Extracted from the inside of an immature green coconut, this thin, filmy liquid contains 600-700 milligrams (mg) of potassium and 40-250 mg of sodium per eight-ounce (oz) serving, which is why it’s touted as “nature’s sports drink.” However, you won’t see any added benefit from drinking coconut water after a light-to-moderate workout.

In fact, a 2012 study showed no difference in hydration status between consuming coconut water versus a commercial sports drink following a 60-minute bout of treadmill exercise. Unflavored coconut water boasts fewer calories and less sugar than the average sports drink, however.
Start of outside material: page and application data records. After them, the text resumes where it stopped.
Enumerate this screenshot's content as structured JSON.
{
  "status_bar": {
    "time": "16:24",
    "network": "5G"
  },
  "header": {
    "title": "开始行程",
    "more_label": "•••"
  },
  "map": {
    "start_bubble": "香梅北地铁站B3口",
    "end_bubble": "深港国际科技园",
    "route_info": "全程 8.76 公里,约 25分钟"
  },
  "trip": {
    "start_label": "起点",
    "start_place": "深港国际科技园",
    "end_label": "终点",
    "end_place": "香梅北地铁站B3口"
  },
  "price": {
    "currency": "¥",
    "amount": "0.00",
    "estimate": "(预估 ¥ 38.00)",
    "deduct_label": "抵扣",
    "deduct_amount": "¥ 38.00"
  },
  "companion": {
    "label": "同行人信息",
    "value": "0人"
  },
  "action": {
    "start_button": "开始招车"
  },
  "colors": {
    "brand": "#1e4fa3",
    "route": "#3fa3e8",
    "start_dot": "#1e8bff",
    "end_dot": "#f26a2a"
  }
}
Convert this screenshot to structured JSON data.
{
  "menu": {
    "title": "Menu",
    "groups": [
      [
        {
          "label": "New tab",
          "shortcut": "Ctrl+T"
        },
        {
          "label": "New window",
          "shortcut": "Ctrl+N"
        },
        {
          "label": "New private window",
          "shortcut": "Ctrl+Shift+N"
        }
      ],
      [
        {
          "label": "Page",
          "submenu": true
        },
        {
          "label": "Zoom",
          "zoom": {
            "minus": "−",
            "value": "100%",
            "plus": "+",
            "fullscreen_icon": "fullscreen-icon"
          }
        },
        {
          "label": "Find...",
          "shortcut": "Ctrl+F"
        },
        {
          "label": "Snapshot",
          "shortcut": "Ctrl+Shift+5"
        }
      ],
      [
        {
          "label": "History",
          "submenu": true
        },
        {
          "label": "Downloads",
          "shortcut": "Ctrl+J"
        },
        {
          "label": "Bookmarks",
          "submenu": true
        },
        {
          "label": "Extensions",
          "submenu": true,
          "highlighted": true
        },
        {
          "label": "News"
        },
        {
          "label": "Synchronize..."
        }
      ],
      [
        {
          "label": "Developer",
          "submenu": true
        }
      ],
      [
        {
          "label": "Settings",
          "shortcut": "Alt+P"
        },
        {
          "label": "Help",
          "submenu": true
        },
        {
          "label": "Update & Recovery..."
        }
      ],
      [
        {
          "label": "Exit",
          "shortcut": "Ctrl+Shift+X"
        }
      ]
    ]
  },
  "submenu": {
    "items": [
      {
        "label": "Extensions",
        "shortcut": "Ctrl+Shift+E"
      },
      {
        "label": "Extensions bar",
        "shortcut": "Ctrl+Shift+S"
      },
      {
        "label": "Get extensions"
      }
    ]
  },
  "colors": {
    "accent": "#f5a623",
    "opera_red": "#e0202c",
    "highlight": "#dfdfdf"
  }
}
2. Maple water

This drink is subtly sweet–a far cry from its counterpart, maple syrup, despite the fact it’s also made from the sap of a maple tree. You’d have to boil down 40 gallons of maple water to get just one gallon of maple syrup.

While studies have confirmed that maple syrup contains over 50 unique phytochemicals, including abscisic acid, a phytohormone that’s being investigated for its role in affecting blood sugar regulation, there’s no research available on maple water.

This trendy new drink contains less potassium than coconut water, but offers up a small quantity of other unique nutrients, like iron and calcium (both only two percent of the Daily Value) and a significant amount of manganese (40 percent DV).

3. Birch water

Similar to maple water, this drink is extracted by tapping birch trees. The resulting fluid boasts electrolyte and antioxidant content, yet offers a relatively small number of trace minerals, like calcium, zinc, iron, copper and magnesium.

Birch water also contains saponin, a compound that occurs naturally in plant foods and has been studied for its cholesterol-lowering effects; it’s unknown, however, just how much saponin the water contains. Popular brands of birch water also contain added sugar, so be mindful.

Plant waters can be included in a healthy diet as a lower-calorie, lower-sugar, less-processed alternative to soda and commercial sports drinks. However, the ticket price can be high. Plain water does just as good a job of hydration.

(Reprinted with permission from Environmental Nutrition, a monthly publication of Belvoir Media Group, LLC. 800-829-5384. www.EnvironmentalNutrition.com.) (c) 2015 BELVOIR MEDIA GROUP DISTRIBUTED BY TRIBUNE CONTENT AGENCY, LLC.

Photo credit: Phu Thinh Co via Flickr